Culture: Greatest of Bugbears
The last lecture is on culture, greatest of all bugbears. Starting from the very different definitions of culture framed by Matthew Arnold and Henry Christy, the one prescriptive and high-handedly asserting its own pedigree of all that is best in human history and thought; the other descriptive, wry and (mostly) un-judgemental, he explores ideas of ‘Western culture,’ and indeed ‘the West.’ He sees both as being defined in all their different incarnations by the dynamic of conflict which gives rise to binary understandings of the world – Europe, Christendom, the West. These binary understandings are self-focussed distortions of history, ignoring the extraordinary and omnivorous cross-fertilisation of cultural and intellectual traditions that have shaped our world. He dismisses the idea of strong cultural continuity through time, stressing how in effect each generation re-invents itself and its culture: culture is all-embracing and hungry, a personal library that contains many items that each of us hasn’t borrowed as well as many that we have. He ends by addressing the need for constant curation of culture and values; “Values aren’t birthright: you need to keep caring about them.” In fact they only exist because we do – and on that fragile thread we all hang.
Each generation inherits the label from an earlier one; and in each generation the label comes with a legacy. But as the legacies are lost or exchanged for other treasures, the labels keep moving on.

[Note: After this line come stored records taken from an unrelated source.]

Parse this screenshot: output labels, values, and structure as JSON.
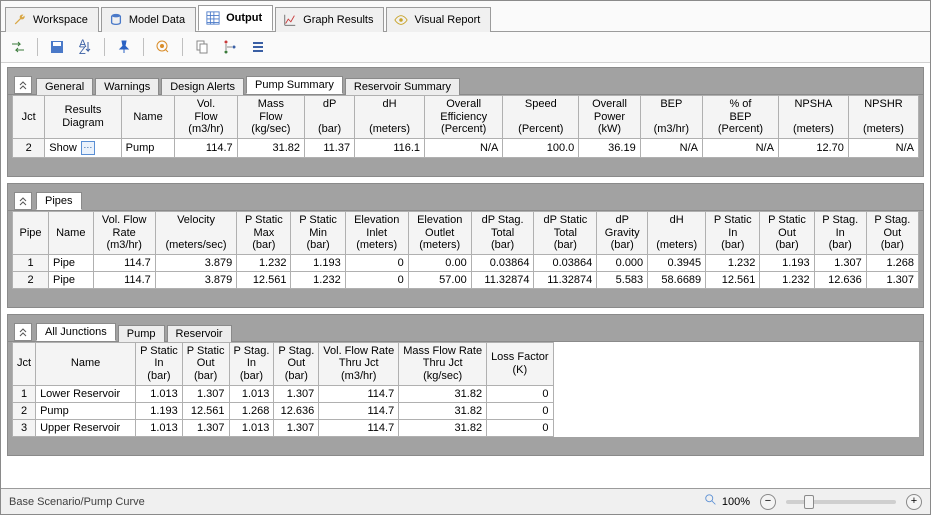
{
  "mainTabs": [
    {
      "label": "Workspace",
      "icon": "wrench"
    },
    {
      "label": "Model Data",
      "icon": "database"
    },
    {
      "label": "Output",
      "icon": "grid",
      "active": true
    },
    {
      "label": "Graph Results",
      "icon": "chart"
    },
    {
      "label": "Visual Report",
      "icon": "eye"
    }
  ],
  "panel1": {
    "subTabs": [
      "General",
      "Warnings",
      "Design Alerts",
      "Pump Summary",
      "Reservoir Summary"
    ],
    "activeSubTab": "Pump Summary",
    "headers": [
      {
        "l1": "Jct",
        "l2": ""
      },
      {
        "l1": "Results",
        "l2": "Diagram"
      },
      {
        "l1": "Name",
        "l2": ""
      },
      {
        "l1": "Vol.",
        "l2": "Flow",
        "l3": "(m3/hr)"
      },
      {
        "l1": "Mass",
        "l2": "Flow",
        "l3": "(kg/sec)"
      },
      {
        "l1": "dP",
        "l2": "",
        "l3": "(bar)"
      },
      {
        "l1": "dH",
        "l2": "",
        "l3": "(meters)"
      },
      {
        "l1": "Overall",
        "l2": "Efficiency",
        "l3": "(Percent)"
      },
      {
        "l1": "Speed",
        "l2": "",
        "l3": "(Percent)"
      },
      {
        "l1": "Overall",
        "l2": "Power",
        "l3": "(kW)"
      },
      {
        "l1": "BEP",
        "l2": "",
        "l3": "(m3/hr)"
      },
      {
        "l1": "% of",
        "l2": "BEP",
        "l3": "(Percent)"
      },
      {
        "l1": "NPSHA",
        "l2": "",
        "l3": "(meters)"
      },
      {
        "l1": "NPSHR",
        "l2": "",
        "l3": "(meters)"
      }
    ],
    "rows": [
      {
        "jct": "2",
        "show": "Show",
        "name": "Pump",
        "vol": "114.7",
        "mass": "31.82",
        "dp": "11.37",
        "dh": "116.1",
        "eff": "N/A",
        "speed": "100.0",
        "power": "36.19",
        "bep": "N/A",
        "pbep": "N/A",
        "npsha": "12.70",
        "npshr": "N/A"
      }
    ]
  },
  "panel2": {
    "subTabs": [
      "Pipes"
    ],
    "activeSubTab": "Pipes",
    "headers": [
      {
        "l1": "Pipe",
        "l2": ""
      },
      {
        "l1": "Name",
        "l2": ""
      },
      {
        "l1": "Vol. Flow",
        "l2": "Rate",
        "l3": "(m3/hr)"
      },
      {
        "l1": "Velocity",
        "l2": "",
        "l3": "(meters/sec)"
      },
      {
        "l1": "P Static",
        "l2": "Max",
        "l3": "(bar)"
      },
      {
        "l1": "P Static",
        "l2": "Min",
        "l3": "(bar)"
      },
      {
        "l1": "Elevation",
        "l2": "Inlet",
        "l3": "(meters)"
      },
      {
        "l1": "Elevation",
        "l2": "Outlet",
        "l3": "(meters)"
      },
      {
        "l1": "dP Stag.",
        "l2": "Total",
        "l3": "(bar)"
      },
      {
        "l1": "dP Static",
        "l2": "Total",
        "l3": "(bar)"
      },
      {
        "l1": "dP",
        "l2": "Gravity",
        "l3": "(bar)"
      },
      {
        "l1": "dH",
        "l2": "",
        "l3": "(meters)"
      },
      {
        "l1": "P Static",
        "l2": "In",
        "l3": "(bar)"
      },
      {
        "l1": "P Static",
        "l2": "Out",
        "l3": "(bar)"
      },
      {
        "l1": "P Stag.",
        "l2": "In",
        "l3": "(bar)"
      },
      {
        "l1": "P Stag.",
        "l2": "Out",
        "l3": "(bar)"
      }
    ],
    "rows": [
      {
        "p": "1",
        "name": "Pipe",
        "vol": "114.7",
        "vel": "3.879",
        "pmx": "1.232",
        "pmn": "1.193",
        "ei": "0",
        "eo": "0.00",
        "dpst": "0.03864",
        "dpstt": "0.03864",
        "dpg": "0.000",
        "dh": "0.3945",
        "psi": "1.232",
        "pso": "1.193",
        "pgi": "1.307",
        "pgo": "1.268"
      },
      {
        "p": "2",
        "name": "Pipe",
        "vol": "114.7",
        "vel": "3.879",
        "pmx": "12.561",
        "pmn": "1.232",
        "ei": "0",
        "eo": "57.00",
        "dpst": "11.32874",
        "dpstt": "11.32874",
        "dpg": "5.583",
        "dh": "58.6689",
        "psi": "12.561",
        "pso": "1.232",
        "pgi": "12.636",
        "pgo": "1.307"
      }
    ]
  },
  "panel3": {
    "subTabs": [
      "All Junctions",
      "Pump",
      "Reservoir"
    ],
    "activeSubTab": "All Junctions",
    "headers": [
      {
        "l1": "Jct",
        "l2": ""
      },
      {
        "l1": "Name",
        "l2": ""
      },
      {
        "l1": "P Static",
        "l2": "In",
        "l3": "(bar)"
      },
      {
        "l1": "P Static",
        "l2": "Out",
        "l3": "(bar)"
      },
      {
        "l1": "P Stag.",
        "l2": "In",
        "l3": "(bar)"
      },
      {
        "l1": "P Stag.",
        "l2": "Out",
        "l3": "(bar)"
      },
      {
        "l1": "Vol. Flow Rate",
        "l2": "Thru Jct",
        "l3": "(m3/hr)"
      },
      {
        "l1": "Mass Flow Rate",
        "l2": "Thru Jct",
        "l3": "(kg/sec)"
      },
      {
        "l1": "Loss Factor",
        "l2": "(K)"
      }
    ],
    "rows": [
      {
        "j": "1",
        "name": "Lower Reservoir",
        "psi": "1.013",
        "pso": "1.307",
        "pgi": "1.013",
        "pgo": "1.307",
        "vol": "114.7",
        "mass": "31.82",
        "lf": "0"
      },
      {
        "j": "2",
        "name": "Pump",
        "psi": "1.193",
        "pso": "12.561",
        "pgi": "1.268",
        "pgo": "12.636",
        "vol": "114.7",
        "mass": "31.82",
        "lf": "0"
      },
      {
        "j": "3",
        "name": "Upper Reservoir",
        "psi": "1.013",
        "pso": "1.307",
        "pgi": "1.013",
        "pgo": "1.307",
        "vol": "114.7",
        "mass": "31.82",
        "lf": "0"
      }
    ]
  },
  "status": {
    "scenario": "Base Scenario/Pump Curve",
    "zoom": "100%"
  }
}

These four incisive takes on identity, try with success to detach us from the platitudes of difference, playing down the inevitability of inheritance, and stressing the active role each person plays in defining and sustaining collective identities. As such they, offer both hope and food for thought for anyone concerned with the relationship between peoples of different countries, cultures, colours, and creeds.
“As time rolls on, each generation inherits the label from an earlier one; and in each generation the label comes with a legacy. But as the legacies are lost or exchanged for other treasures, the labels keep moving on.”
Martin Rose, Insight Guest Editor, British Council